Carbon monoxide, which claimed the life of a 3-year-old Detroit boy last week, is responsible for more than 500 deaths annually, many of them this time of year when people are trying to keep warm.

But there are steps homeowners can take to reduce the risk of death or illness as a result of the gas.

Dr. Howard Klausner, director of Henry Ford Hospital’s emergency medicine department, said faulty furnaces often are the culprit, so homeowners should get their furnaces checked and cleaned every year.

“The other major cause is kerosene or other space heaters used in a confined area,” Klausner said. “We do see carbon monoxide throughout the year, but it’s certainly more common in the winter.”

His advice comes on the heels of the Nov. 18 death of Johnny Smith after the odorless, colorless gas filled his house on the 9200 block of Pinehurst. His mother and three siblings were hospitalized and released after the incident.
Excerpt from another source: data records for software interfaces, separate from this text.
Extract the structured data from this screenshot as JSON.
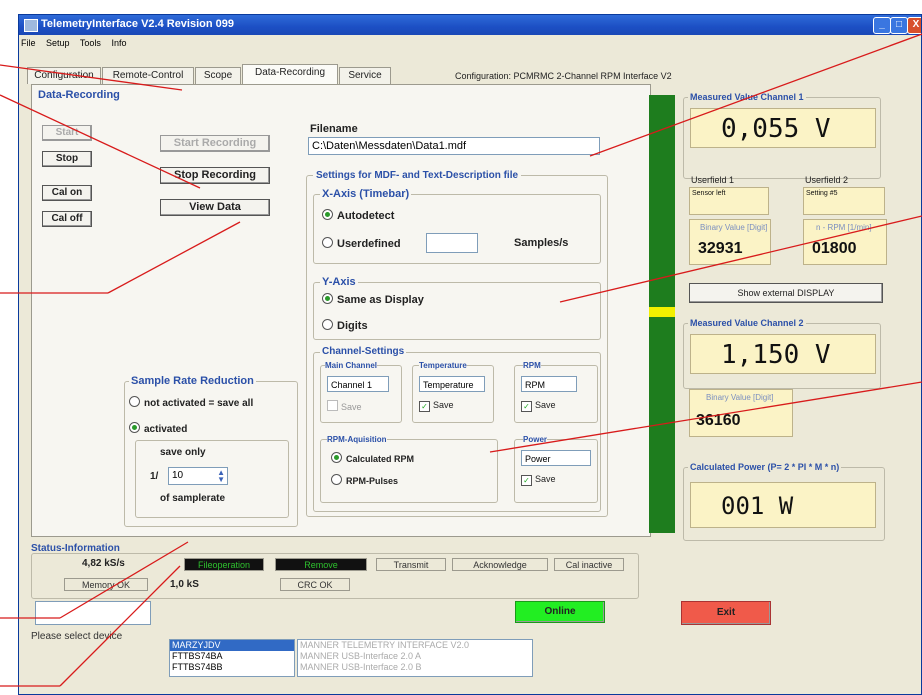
{
  "window": {
    "title": "TelemetryInterface V2.4 Revision 099",
    "min": "_",
    "max": "□",
    "close": "X"
  },
  "menu": [
    "File",
    "Setup",
    "Tools",
    "Info"
  ],
  "tabs": [
    "Configuration",
    "Remote-Control",
    "Scope",
    "Data-Recording",
    "Service"
  ],
  "configuration_text": "Configuration: PCMRMC 2-Channel RPM Interface V2",
  "data_recording": {
    "title": "Data-Recording",
    "start": "Start",
    "stop": "Stop",
    "cal_on": "Cal on",
    "cal_off": "Cal off",
    "start_recording": "Start Recording",
    "stop_recording": "Stop Recording",
    "view_data": "View Data",
    "filename_label": "Filename",
    "filename_value": "C:\\Daten\\Messdaten\\Data1.mdf"
  },
  "mdf": {
    "title": "Settings for MDF- and Text-Description file",
    "xaxis": {
      "title": "X-Axis (Timebar)",
      "autodetect": "Autodetect",
      "userdefined": "Userdefined",
      "unit": "Samples/s",
      "value": ""
    },
    "yaxis": {
      "title": "Y-Axis",
      "same": "Same as Display",
      "digits": "Digits"
    },
    "channel": {
      "title": "Channel-Settings",
      "main_label": "Main Channel",
      "main_value": "Channel 1",
      "main_save": "Save",
      "temp_label": "Temperature",
      "temp_value": "Temperature",
      "temp_save": "Save",
      "rpm_label": "RPM",
      "rpm_value": "RPM",
      "rpm_save": "Save",
      "aq_title": "RPM-Aquisition",
      "calc": "Calculated RPM",
      "pulses": "RPM-Pulses",
      "power_label": "Power",
      "power_value": "Power",
      "power_save": "Save"
    }
  },
  "sample_rate": {
    "title": "Sample Rate Reduction",
    "not_activated": "not activated = save all",
    "activated": "activated",
    "save_only": "save only",
    "prefix": "1/",
    "value": "10",
    "suffix": "of samplerate"
  },
  "status": {
    "title": "Status-Information",
    "rate": "4,82 kS/s",
    "file_op": "Fileoperation",
    "remove": "Remove",
    "transmit": "Transmit",
    "ack": "Acknowledge",
    "cal_inactive": "Cal inactive",
    "memory": "Memory OK",
    "ks": "1,0 kS",
    "crc": "CRC OK",
    "online": "Online"
  },
  "device": {
    "label": "Please select device",
    "ids": [
      "MARZYJDV",
      "FTTBS74BA",
      "FTTBS74BB"
    ],
    "descs": [
      "MANNER TELEMETRY INTERFACE V2.0",
      "MANNER USB-Interface 2.0 A",
      "MANNER USB-Interface 2.0 B"
    ]
  },
  "right": {
    "ch1_title": "Measured Value Channel 1",
    "ch1_value": "0,055 V",
    "userfield1": "Userfield 1",
    "userfield1_value": "Sensor left",
    "userfield2": "Userfield 2",
    "userfield2_value": "Setting #5",
    "binary_label": "Binary Value [Digit]",
    "binary_value": "32931",
    "rpm_label": "n - RPM [1/min]",
    "rpm_value": "01800",
    "show_display": "Show external DISPLAY",
    "ch2_title": "Measured Value Channel 2",
    "ch2_value": "1,150 V",
    "binary2_label": "Binary Value [Digit]",
    "binary2_value": "36160",
    "power_title": "Calculated Power (P= 2 * PI * M * n)",
    "power_value": "001 W",
    "exit": "Exit"
  },
  "colors": {
    "bar": "#1e7d1e",
    "marker": "#f2f000",
    "online": "#22ee22",
    "exit": "#f05a4a",
    "annotation": "#d81b1b"
  }
}
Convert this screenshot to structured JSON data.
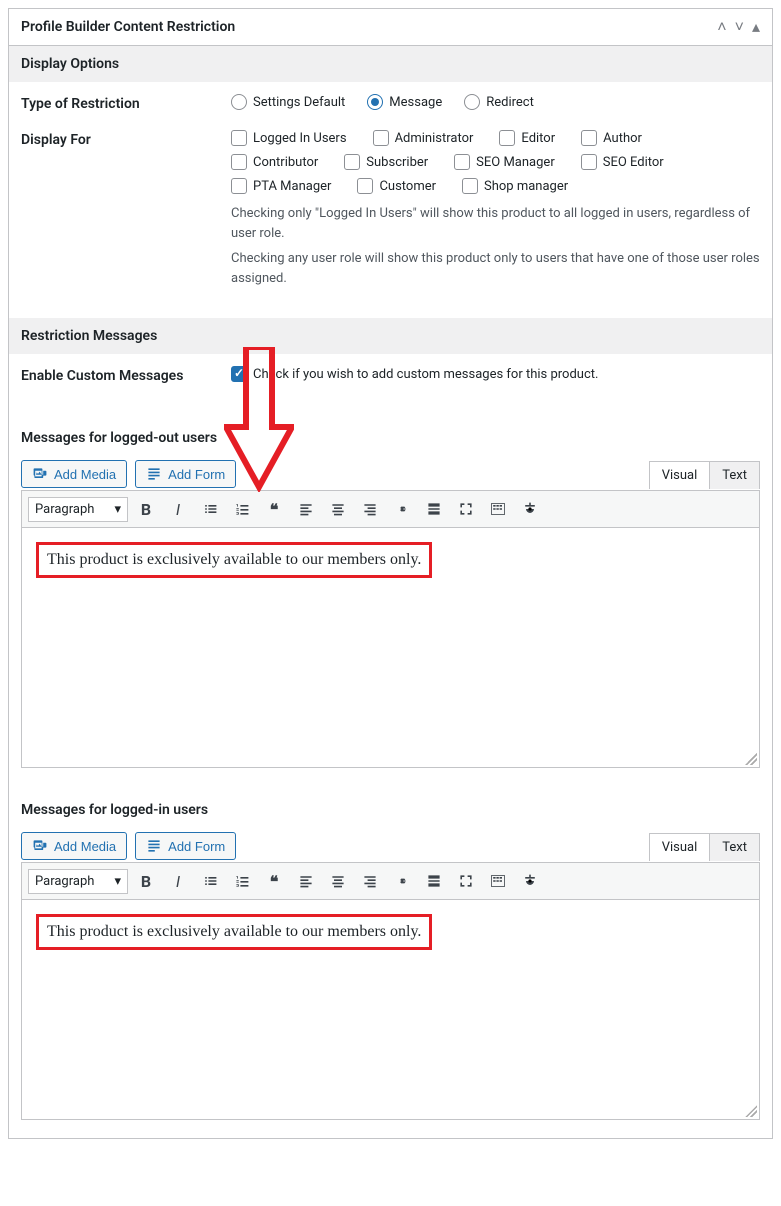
{
  "header": {
    "title": "Profile Builder Content Restriction"
  },
  "displayOptions": {
    "title": "Display Options",
    "typeOfRestriction": {
      "label": "Type of Restriction",
      "options": [
        {
          "label": "Settings Default",
          "value": "default",
          "checked": false
        },
        {
          "label": "Message",
          "value": "message",
          "checked": true
        },
        {
          "label": "Redirect",
          "value": "redirect",
          "checked": false
        }
      ]
    },
    "displayFor": {
      "label": "Display For",
      "options": [
        {
          "label": "Logged In Users",
          "checked": false
        },
        {
          "label": "Administrator",
          "checked": false
        },
        {
          "label": "Editor",
          "checked": false
        },
        {
          "label": "Author",
          "checked": false
        },
        {
          "label": "Contributor",
          "checked": false
        },
        {
          "label": "Subscriber",
          "checked": false
        },
        {
          "label": "SEO Manager",
          "checked": false
        },
        {
          "label": "SEO Editor",
          "checked": false
        },
        {
          "label": "PTA Manager",
          "checked": false
        },
        {
          "label": "Customer",
          "checked": false
        },
        {
          "label": "Shop manager",
          "checked": false
        }
      ],
      "help1": "Checking only \"Logged In Users\" will show this product to all logged in users, regardless of user role.",
      "help2": "Checking any user role will show this product only to users that have one of those user roles assigned."
    }
  },
  "restrictionMessages": {
    "title": "Restriction Messages",
    "enableCustom": {
      "label": "Enable Custom Messages",
      "checked": true,
      "desc": "Check if you wish to add custom messages for this product."
    },
    "editors": [
      {
        "label": "Messages for logged-out users",
        "addMedia": "Add Media",
        "addForm": "Add Form",
        "tabs": {
          "visual": "Visual",
          "text": "Text",
          "active": "visual"
        },
        "format": "Paragraph",
        "content": "This product is exclusively available to our members only."
      },
      {
        "label": "Messages for logged-in users",
        "addMedia": "Add Media",
        "addForm": "Add Form",
        "tabs": {
          "visual": "Visual",
          "text": "Text",
          "active": "visual"
        },
        "format": "Paragraph",
        "content": "This product is exclusively available to our members only."
      }
    ]
  }
}
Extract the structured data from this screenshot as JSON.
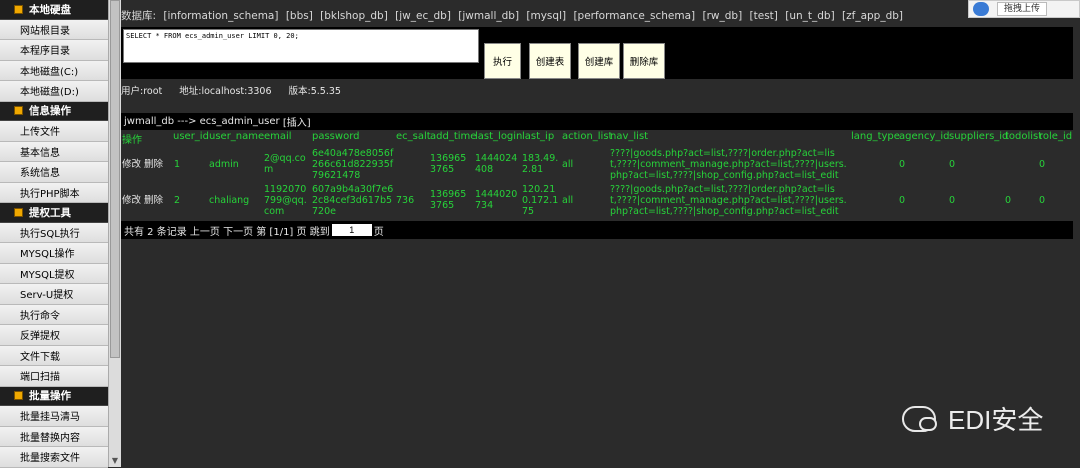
{
  "sidebar": {
    "sections": [
      {
        "title": "本地硬盘",
        "items": [
          "网站根目录",
          "本程序目录",
          "本地磁盘(C:)",
          "本地磁盘(D:)"
        ]
      },
      {
        "title": "信息操作",
        "items": [
          "上传文件",
          "基本信息",
          "系统信息",
          "执行PHP脚本"
        ]
      },
      {
        "title": "提权工具",
        "items": [
          "执行SQL执行",
          "MYSQL操作",
          "MYSQL提权",
          "Serv-U提权",
          "执行命令",
          "反弹提权",
          "文件下载",
          "端口扫描"
        ]
      },
      {
        "title": "批量操作",
        "items": [
          "批量挂马清马",
          "批量替换内容",
          "批量搜索文件"
        ]
      }
    ]
  },
  "db_bar": {
    "label": "数据库:",
    "databases": [
      "[information_schema]",
      "[bbs]",
      "[bklshop_db]",
      "[jw_ec_db]",
      "[jwmall_db]",
      "[mysql]",
      "[performance_schema]",
      "[rw_db]",
      "[test]",
      "[un_t_db]",
      "[zf_app_db]"
    ]
  },
  "sql": {
    "query": "SELECT * FROM ecs_admin_user LIMIT 0, 20;",
    "buttons": [
      "执行",
      "创建表",
      "创建库",
      "删除库"
    ]
  },
  "info": {
    "user": "用户:root",
    "address": "地址:localhost:3306",
    "version": "版本:5.5.35"
  },
  "table": {
    "path": "jwmall_db ---> ecs_admin_user",
    "insert": "[插入]",
    "headers": [
      "操作",
      "user_id",
      "user_name",
      "email",
      "password",
      "ec_salt",
      "add_time",
      "last_login",
      "last_ip",
      "action_list",
      "nav_list",
      "lang_type",
      "agency_id",
      "suppliers_id",
      "todolist",
      "role_id"
    ],
    "rows": [
      {
        "ops": "修改 删除",
        "user_id": "1",
        "user_name": "admin",
        "email": "2@qq.com",
        "password": "6e40a478e8056f266c61d822935f79621478",
        "ec_salt": "",
        "add_time": "1369653765",
        "last_login": "1444024408",
        "last_ip": "183.49.2.81",
        "action_list": "all",
        "nav_list": "????|goods.php?act=list,????|order.php?act=list,????|comment_manage.php?act=list,????|users.php?act=list,????|shop_config.php?act=list_edit",
        "lang_type": "",
        "agency_id": "0",
        "suppliers_id": "0",
        "todolist": "",
        "role_id": "0"
      },
      {
        "ops": "修改 删除",
        "user_id": "2",
        "user_name": "chaliang",
        "email": "1192070799@qq.com",
        "password": "607a9b4a30f7e62c84cef3d617b5720e",
        "ec_salt": "736",
        "add_time": "1369653765",
        "last_login": "1444020734",
        "last_ip": "120.210.172.175",
        "action_list": "all",
        "nav_list": "????|goods.php?act=list,????|order.php?act=list,????|comment_manage.php?act=list,????|users.php?act=list,????|shop_config.php?act=list_edit",
        "lang_type": "",
        "agency_id": "0",
        "suppliers_id": "0",
        "todolist": "0",
        "role_id": "0"
      }
    ]
  },
  "pager": {
    "text_before": "共有 2 条记录 上一页 下一页 第 [1/1] 页 跳到",
    "page_value": "1",
    "text_after": "页"
  },
  "upload": {
    "label": "拖拽上传"
  },
  "watermark": {
    "text": "EDI安全"
  }
}
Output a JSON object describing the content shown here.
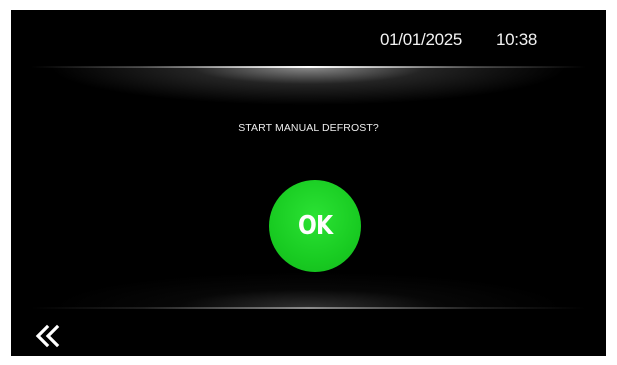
{
  "header": {
    "date": "01/01/2025",
    "time": "10:38"
  },
  "dialog": {
    "prompt": "START MANUAL DEFROST?",
    "ok_label": "OK"
  },
  "navigation": {
    "back_icon": "double-chevron-left-icon"
  },
  "colors": {
    "background": "#000000",
    "ok_button": "#19cc22",
    "text": "#ffffff"
  }
}
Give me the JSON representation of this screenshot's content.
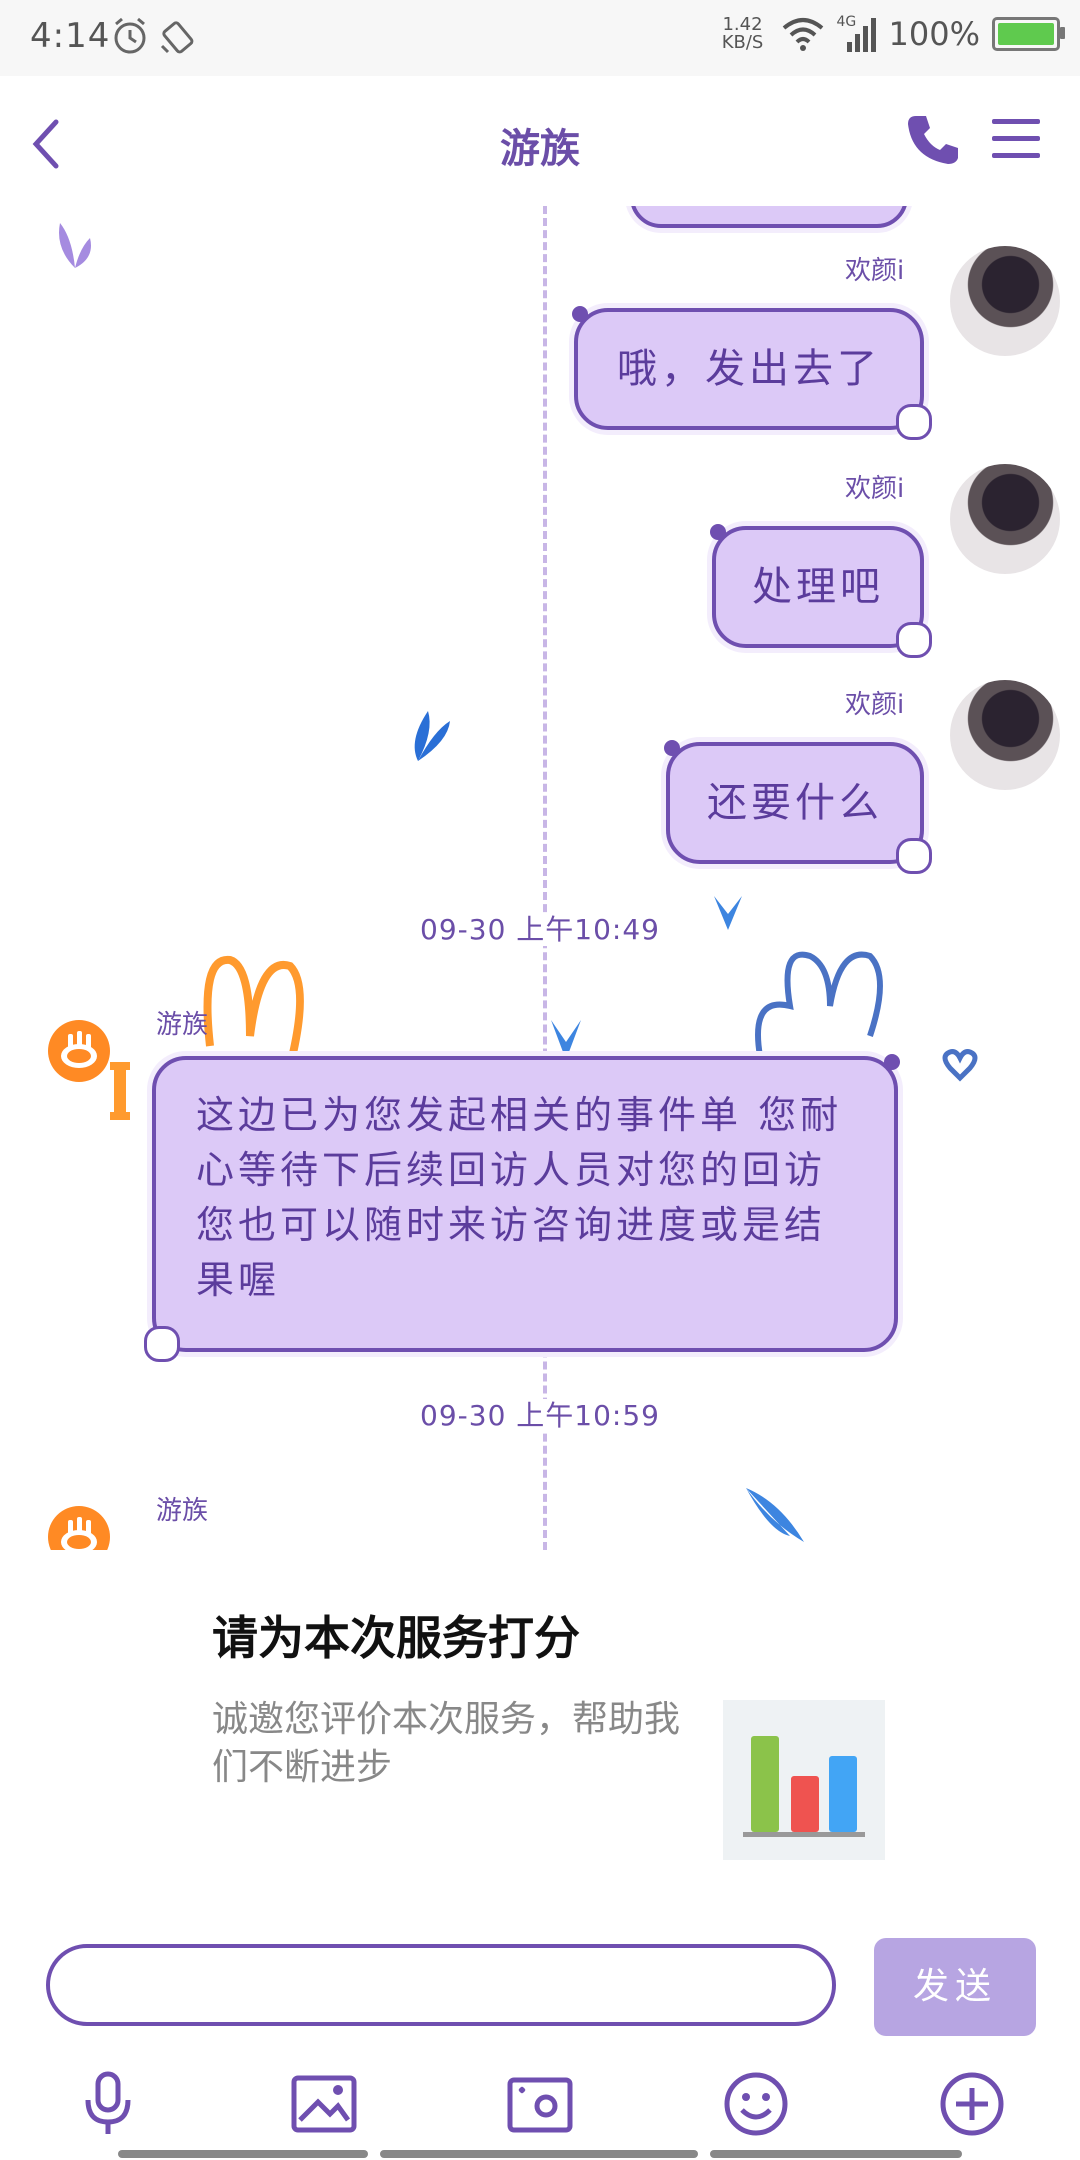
{
  "status_bar": {
    "time": "4:14",
    "net_speed_value": "1.42",
    "net_speed_unit": "KB/S",
    "network": "4G",
    "battery": "100%",
    "icons": [
      "alarm-icon",
      "rotate-icon",
      "wifi-icon",
      "signal-icon",
      "battery-icon"
    ]
  },
  "header": {
    "title": "游族",
    "back_icon": "chevron-left-icon",
    "call_icon": "phone-icon",
    "menu_icon": "menu-icon"
  },
  "messages": [
    {
      "sender": "欢颜i",
      "text": "哦，发出去了",
      "side": "right"
    },
    {
      "sender": "欢颜i",
      "text": "处理吧",
      "side": "right"
    },
    {
      "sender": "欢颜i",
      "text": "还要什么",
      "side": "right"
    },
    {
      "timestamp": "09-30 上午10:49"
    },
    {
      "sender": "游族",
      "text": "这边已为您发起相关的事件单 您耐心等待下后续回访人员对您的回访 您也可以随时来访咨询进度或是结果喔",
      "side": "left"
    },
    {
      "timestamp": "09-30 上午10:59"
    },
    {
      "sender": "游族",
      "side": "left"
    }
  ],
  "rating_card": {
    "title": "请为本次服务打分",
    "description": "诚邀您评价本次服务，帮助我们不断进步"
  },
  "input_bar": {
    "placeholder": "",
    "send_label": "发送"
  },
  "toolbar_icons": [
    "microphone-icon",
    "image-icon",
    "camera-icon",
    "emoji-icon",
    "add-icon"
  ],
  "colors": {
    "accent": "#6f4fb0",
    "bubble": "#dcc9f7",
    "send_button": "#b7a5e2"
  }
}
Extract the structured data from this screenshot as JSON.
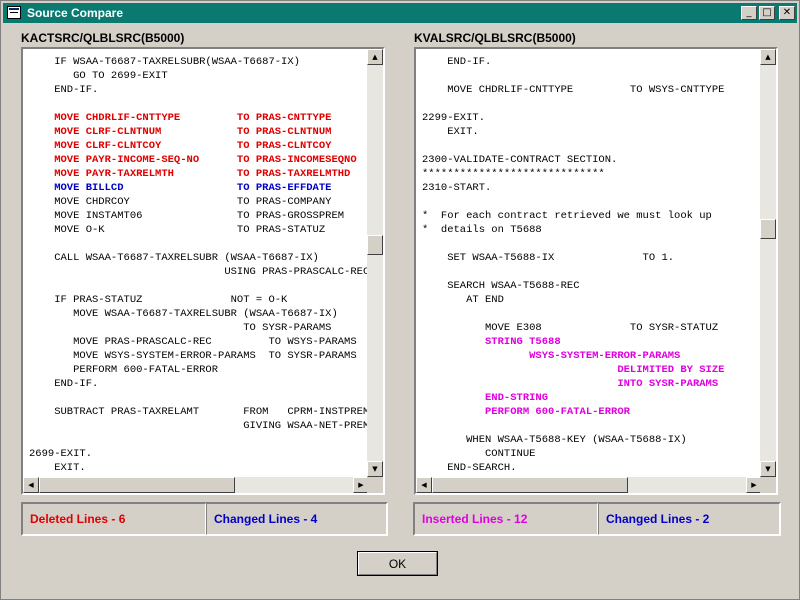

DTE Energy spokesman John Austerberry said company officials checked out the house and determined it was the furnace that caused the elevated carbon monoxide levels.

More than 500 Americans die of accidental carbon-monoxide poisoning every year, according to the Centers for Disease Control and Prevention. Among the symptoms are headache, dizziness, nausea, vomiting, chest pain, weakness and confusion.

Carbon monoxide leaks usually are caused by a fractured heat exchanger — the part of the furnace that transfers the heat; holes in the vent pipe between the furnace and the chimney, or an improperly vented water heater, said Ari Byer, owner of Beyer Heating in Ferndale.

“Once there’s a crack, carbon monoxide is emitted into your home instead of being vented through your chimney,” he said. “That’s the silent killer.”